"This is as big a crisis as I can remember in my lifetime," Adonis said. "And no one has a clue at the moment what is going to happen.
"That's why I think we now need to take a stand — we the Labour Party and we the country."
Brexit is one of several challenges facing Corbyn, who heads a divided party. He has strong support among grassroots members, many of whom have joined since he was elected leader in 2015. But many Labour lawmakers think his old-fashioned socialism is a turnoff for the wider electorate.
Labour has also been roiled by allegations that Corbyn, a long-time critic of Israel's treatment of the Palestinians, has allowed anti-Semitism to fester inside the party. He has denied it and condemned anti-Semitism, but the furor has angered many Jewish party members and their supporters.
Labour backed the "remain" side during the 2016 referendum but Corbyn's support was lukewarm.
"Jeremy Corbyn is a Brexiteer and always has been," said Chilton of Labour Leave. "More and more people now support us leaving the European Union and getting on with it. ... they don't want to re-fight the referendum."

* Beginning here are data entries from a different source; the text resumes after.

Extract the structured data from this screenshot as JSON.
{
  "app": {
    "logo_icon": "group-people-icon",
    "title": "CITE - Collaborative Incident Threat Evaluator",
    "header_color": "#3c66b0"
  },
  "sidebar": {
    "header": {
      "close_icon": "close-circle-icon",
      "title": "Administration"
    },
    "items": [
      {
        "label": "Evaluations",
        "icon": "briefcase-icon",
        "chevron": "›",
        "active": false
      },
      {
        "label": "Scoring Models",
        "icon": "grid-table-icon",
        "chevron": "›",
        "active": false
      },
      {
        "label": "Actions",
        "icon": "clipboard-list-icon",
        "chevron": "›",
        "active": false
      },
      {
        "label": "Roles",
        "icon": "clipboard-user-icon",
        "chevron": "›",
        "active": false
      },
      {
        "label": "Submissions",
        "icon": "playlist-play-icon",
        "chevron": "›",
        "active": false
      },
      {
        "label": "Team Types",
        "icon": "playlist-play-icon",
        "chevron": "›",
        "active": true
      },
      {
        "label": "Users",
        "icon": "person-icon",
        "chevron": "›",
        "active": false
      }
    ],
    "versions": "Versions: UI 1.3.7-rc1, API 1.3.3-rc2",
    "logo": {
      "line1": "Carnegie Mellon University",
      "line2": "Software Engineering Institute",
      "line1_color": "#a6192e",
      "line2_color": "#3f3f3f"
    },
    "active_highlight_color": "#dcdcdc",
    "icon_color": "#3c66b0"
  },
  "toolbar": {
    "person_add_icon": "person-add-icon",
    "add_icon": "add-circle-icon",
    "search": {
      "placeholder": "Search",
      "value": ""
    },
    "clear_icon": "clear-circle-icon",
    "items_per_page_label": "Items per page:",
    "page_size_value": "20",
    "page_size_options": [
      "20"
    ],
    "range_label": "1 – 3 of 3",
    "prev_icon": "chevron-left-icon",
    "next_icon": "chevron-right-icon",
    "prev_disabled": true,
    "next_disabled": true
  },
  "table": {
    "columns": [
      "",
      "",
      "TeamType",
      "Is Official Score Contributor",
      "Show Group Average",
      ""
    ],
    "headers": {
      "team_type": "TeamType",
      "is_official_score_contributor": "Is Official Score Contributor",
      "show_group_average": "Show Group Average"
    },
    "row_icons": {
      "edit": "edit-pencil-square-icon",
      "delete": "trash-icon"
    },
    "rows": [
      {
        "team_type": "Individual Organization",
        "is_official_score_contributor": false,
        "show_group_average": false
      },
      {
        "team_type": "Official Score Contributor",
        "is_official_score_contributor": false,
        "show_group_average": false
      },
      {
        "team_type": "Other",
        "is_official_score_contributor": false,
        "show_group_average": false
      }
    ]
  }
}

Moscow, Sept 23 (AP/UNB) — The Russian Defense Ministry is again accusing Israel of causing the downing of a Russian military plane over Syria.
Syrian government forces mistook the Russian Il-20 reconnaissance plane for an Israeli jet and shot it down Monday, killing all 15 people aboard. While the Russian military initially blamed the plane's loss on Israel, President Vladimir Putin later defused tensions, calling the downing "a chain of tragic, fatal circumstances."
The Russian Defense Ministry on Sunday said an Israeli fighter jet flying over Syria's coastal province of Latakia shortly before the downing deliberately used the Russian plane as a shield. Ministry spokesman Maj. Gen. Igor Konashenkov says the Israeli pilot's actions showed "either lack of professionalism or criminal negligence."